- [BRIEF] Print all the data, keeping every line exactly as it is.

Dataset excerpts:
______
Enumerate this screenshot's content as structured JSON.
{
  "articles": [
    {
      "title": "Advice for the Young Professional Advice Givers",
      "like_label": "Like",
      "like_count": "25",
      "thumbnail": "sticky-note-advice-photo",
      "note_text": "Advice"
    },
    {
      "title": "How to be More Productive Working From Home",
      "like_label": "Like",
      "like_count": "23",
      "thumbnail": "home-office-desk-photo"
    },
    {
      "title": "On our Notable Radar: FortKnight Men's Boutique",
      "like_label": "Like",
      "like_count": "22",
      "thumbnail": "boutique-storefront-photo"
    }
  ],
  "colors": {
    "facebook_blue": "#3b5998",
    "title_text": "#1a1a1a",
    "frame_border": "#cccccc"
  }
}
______
- [ANSWER TO THIS EXERCISE]
Enumerate this screenshot's content as structured JSON.
{
  "articles": [
    {
      "title": "Advice for the Young Professional Advice Givers",
      "like_label": "Like",
      "like_count": "25",
      "thumbnail": "sticky-note-advice-photo",
      "note_text": "Advice"
    },
    {
      "title": "How to be More Productive Working From Home",
      "like_label": "Like",
      "like_count": "23",
      "thumbnail": "home-office-desk-photo"
    },
    {
      "title": "On our Notable Radar: FortKnight Men's Boutique",
      "like_label": "Like",
      "like_count": "22",
      "thumbnail": "boutique-storefront-photo"
    }
  ],
  "colors": {
    "facebook_blue": "#3b5998",
    "title_text": "#1a1a1a",
    "frame_border": "#cccccc"
  }
}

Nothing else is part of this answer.